He stole my thunder and rolled it down the hill behind him. It made Mr Jenkins jump and drop his washing on the muddy lawn. I stared at him, open-mouthed.“What-do-you-think-you’re-doing?” I shouted into the wind the thunder had kicked up.
Jackalhead showed his teeth and spun round. Mr Jenkins, who had just picked up his muddy sheets, saw him bounding down the hill towards him and fainted clean away.
By now my patience was wearing thin. I picked up one of the lightning bolts that lay fizzing at my feet and hurled it down the hill. It flew over Jackalhead’s shoulder and landed just in front of him. He had to come to a skidding stop before he burnt his muzzle on the quivering bolt.
“That-was-just-a-warning-shot” I yelled. “Come-back-up-here. Now.”
He trailed back up the hill. Strangely enough for someone called Jackalhead he looked a little sheepish. “Sorry Dad” he said. He smelled a little singed and his whiskers were steaming.
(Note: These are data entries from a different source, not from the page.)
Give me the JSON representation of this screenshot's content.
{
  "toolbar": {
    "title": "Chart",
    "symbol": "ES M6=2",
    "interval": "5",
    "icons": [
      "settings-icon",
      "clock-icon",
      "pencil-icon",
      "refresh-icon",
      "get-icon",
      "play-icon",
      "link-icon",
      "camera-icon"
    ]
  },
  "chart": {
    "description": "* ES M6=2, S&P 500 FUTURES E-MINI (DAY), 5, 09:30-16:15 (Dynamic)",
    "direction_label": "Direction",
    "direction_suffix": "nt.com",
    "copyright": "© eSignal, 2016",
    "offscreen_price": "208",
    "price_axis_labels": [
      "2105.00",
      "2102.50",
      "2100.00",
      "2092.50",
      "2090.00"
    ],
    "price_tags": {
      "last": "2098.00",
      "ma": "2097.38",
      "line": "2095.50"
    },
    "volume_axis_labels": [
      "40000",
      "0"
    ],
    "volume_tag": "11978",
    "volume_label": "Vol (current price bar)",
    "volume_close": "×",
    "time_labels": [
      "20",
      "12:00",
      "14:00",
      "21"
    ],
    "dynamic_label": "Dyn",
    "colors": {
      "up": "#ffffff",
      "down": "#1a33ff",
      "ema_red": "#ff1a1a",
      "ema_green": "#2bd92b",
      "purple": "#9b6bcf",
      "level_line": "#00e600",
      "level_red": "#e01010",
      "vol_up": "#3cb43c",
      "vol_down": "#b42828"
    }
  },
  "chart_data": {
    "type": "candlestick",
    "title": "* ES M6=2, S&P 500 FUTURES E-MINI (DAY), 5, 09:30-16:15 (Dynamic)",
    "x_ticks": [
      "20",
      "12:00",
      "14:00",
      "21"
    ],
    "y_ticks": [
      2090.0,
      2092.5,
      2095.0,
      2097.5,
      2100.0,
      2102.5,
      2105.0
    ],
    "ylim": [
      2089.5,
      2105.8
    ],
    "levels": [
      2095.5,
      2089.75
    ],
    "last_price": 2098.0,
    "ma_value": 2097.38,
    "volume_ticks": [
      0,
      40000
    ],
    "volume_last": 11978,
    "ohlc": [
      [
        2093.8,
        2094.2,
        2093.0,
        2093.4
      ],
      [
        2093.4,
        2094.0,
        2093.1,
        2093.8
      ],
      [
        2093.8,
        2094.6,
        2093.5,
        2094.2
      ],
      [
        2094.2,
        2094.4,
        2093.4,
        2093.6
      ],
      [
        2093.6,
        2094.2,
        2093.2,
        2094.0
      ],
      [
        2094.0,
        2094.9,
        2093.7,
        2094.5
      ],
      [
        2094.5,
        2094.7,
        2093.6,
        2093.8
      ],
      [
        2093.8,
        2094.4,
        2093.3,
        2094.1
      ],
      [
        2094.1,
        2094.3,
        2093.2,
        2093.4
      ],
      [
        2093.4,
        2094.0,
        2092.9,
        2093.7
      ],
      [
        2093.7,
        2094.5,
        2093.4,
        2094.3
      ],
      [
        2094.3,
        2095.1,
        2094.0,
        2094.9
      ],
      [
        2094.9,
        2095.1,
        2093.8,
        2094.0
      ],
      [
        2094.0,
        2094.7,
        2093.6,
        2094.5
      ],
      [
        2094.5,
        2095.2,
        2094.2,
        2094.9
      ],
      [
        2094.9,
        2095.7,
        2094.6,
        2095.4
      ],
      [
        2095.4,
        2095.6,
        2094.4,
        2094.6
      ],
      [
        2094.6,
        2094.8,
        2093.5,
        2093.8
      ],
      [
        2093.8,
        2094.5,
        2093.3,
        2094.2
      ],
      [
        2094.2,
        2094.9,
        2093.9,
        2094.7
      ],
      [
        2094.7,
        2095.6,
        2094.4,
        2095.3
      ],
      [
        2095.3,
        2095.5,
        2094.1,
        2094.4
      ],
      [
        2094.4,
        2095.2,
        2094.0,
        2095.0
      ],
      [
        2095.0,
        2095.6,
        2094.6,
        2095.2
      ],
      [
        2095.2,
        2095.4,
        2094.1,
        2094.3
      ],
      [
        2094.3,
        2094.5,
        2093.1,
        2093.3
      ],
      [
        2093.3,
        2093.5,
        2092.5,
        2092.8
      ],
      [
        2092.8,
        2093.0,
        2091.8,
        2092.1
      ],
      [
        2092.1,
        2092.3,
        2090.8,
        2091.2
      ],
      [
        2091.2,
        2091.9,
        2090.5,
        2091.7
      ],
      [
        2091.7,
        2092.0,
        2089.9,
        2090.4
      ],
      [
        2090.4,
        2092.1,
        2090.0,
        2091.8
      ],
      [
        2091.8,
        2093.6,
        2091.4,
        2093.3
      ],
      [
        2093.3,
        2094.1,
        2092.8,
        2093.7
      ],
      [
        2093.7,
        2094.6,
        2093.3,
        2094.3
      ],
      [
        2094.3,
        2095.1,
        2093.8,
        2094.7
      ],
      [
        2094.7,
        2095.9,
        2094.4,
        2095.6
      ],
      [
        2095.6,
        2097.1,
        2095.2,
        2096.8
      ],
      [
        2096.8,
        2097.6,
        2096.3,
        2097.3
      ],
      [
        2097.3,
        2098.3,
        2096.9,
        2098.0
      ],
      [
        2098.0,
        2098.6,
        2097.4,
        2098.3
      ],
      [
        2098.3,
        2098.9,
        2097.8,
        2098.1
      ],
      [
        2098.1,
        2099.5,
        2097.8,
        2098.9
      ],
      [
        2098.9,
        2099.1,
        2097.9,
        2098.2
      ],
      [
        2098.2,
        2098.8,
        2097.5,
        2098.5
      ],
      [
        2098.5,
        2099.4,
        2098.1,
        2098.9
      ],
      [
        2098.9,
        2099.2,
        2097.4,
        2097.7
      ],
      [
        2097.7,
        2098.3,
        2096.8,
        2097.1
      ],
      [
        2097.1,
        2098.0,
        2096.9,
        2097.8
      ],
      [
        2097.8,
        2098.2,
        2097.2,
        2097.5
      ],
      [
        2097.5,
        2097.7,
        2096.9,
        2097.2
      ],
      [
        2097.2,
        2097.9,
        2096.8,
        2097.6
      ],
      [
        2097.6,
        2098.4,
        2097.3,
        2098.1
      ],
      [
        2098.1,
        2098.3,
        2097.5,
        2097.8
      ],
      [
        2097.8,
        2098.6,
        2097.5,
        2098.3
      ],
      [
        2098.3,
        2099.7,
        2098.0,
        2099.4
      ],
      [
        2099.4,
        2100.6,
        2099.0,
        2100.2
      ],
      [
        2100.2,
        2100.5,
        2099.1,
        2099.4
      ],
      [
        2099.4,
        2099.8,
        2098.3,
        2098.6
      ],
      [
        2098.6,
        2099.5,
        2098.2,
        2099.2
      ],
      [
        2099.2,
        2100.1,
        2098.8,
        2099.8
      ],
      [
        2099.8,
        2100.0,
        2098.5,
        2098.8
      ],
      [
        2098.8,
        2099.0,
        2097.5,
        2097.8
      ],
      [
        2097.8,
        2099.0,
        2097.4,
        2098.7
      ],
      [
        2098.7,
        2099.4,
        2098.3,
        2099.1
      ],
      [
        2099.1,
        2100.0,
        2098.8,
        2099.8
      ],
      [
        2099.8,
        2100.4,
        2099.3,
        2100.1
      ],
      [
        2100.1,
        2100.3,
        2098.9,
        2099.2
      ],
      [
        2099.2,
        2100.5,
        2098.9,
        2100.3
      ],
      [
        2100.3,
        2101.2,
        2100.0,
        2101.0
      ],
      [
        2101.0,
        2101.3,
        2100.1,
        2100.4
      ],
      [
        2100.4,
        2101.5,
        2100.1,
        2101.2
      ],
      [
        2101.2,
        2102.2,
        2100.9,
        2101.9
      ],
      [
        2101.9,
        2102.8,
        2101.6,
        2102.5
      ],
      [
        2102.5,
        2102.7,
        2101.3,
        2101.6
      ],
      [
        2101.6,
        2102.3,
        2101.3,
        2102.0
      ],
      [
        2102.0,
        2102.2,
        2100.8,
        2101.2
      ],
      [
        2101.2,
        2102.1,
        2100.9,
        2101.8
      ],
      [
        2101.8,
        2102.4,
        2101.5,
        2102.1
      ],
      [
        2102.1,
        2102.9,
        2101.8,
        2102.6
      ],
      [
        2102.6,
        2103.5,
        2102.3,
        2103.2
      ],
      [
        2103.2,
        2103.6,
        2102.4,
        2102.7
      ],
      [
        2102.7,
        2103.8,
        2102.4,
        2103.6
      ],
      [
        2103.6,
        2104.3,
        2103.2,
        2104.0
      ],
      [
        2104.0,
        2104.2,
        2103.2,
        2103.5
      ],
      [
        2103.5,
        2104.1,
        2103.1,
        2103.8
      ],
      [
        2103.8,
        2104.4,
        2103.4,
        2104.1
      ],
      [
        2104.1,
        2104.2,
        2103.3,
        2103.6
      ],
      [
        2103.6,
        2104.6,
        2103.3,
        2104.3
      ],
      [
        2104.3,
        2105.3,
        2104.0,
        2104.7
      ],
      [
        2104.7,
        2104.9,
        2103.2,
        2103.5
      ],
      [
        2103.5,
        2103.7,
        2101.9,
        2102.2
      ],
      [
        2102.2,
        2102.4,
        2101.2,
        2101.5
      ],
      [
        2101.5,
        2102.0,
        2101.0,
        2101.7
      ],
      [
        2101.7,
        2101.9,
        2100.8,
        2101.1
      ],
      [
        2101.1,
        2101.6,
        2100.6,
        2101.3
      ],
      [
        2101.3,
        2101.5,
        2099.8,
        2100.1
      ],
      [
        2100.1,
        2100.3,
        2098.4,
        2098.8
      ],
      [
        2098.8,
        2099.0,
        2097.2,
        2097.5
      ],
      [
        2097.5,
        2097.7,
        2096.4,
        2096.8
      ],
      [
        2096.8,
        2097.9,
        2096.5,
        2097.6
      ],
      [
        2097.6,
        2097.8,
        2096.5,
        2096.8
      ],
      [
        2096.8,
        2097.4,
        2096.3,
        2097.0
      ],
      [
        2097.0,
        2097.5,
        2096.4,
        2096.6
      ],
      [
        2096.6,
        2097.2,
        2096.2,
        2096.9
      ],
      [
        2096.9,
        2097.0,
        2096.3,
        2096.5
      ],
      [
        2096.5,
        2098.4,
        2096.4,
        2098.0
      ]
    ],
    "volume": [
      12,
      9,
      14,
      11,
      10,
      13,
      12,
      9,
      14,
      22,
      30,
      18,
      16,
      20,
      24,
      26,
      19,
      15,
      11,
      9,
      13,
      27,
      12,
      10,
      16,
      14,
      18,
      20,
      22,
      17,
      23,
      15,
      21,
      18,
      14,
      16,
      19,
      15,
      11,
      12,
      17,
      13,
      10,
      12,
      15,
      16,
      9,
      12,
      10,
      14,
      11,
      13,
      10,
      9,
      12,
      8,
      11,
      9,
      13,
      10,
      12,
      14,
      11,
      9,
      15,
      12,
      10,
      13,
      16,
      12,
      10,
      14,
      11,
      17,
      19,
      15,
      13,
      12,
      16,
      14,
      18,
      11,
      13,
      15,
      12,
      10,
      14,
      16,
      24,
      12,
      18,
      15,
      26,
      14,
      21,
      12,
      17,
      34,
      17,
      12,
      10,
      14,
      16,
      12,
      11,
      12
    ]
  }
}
I left it at that. Knowing what I know now, of course, I never should have done. But not all gods can see into the future.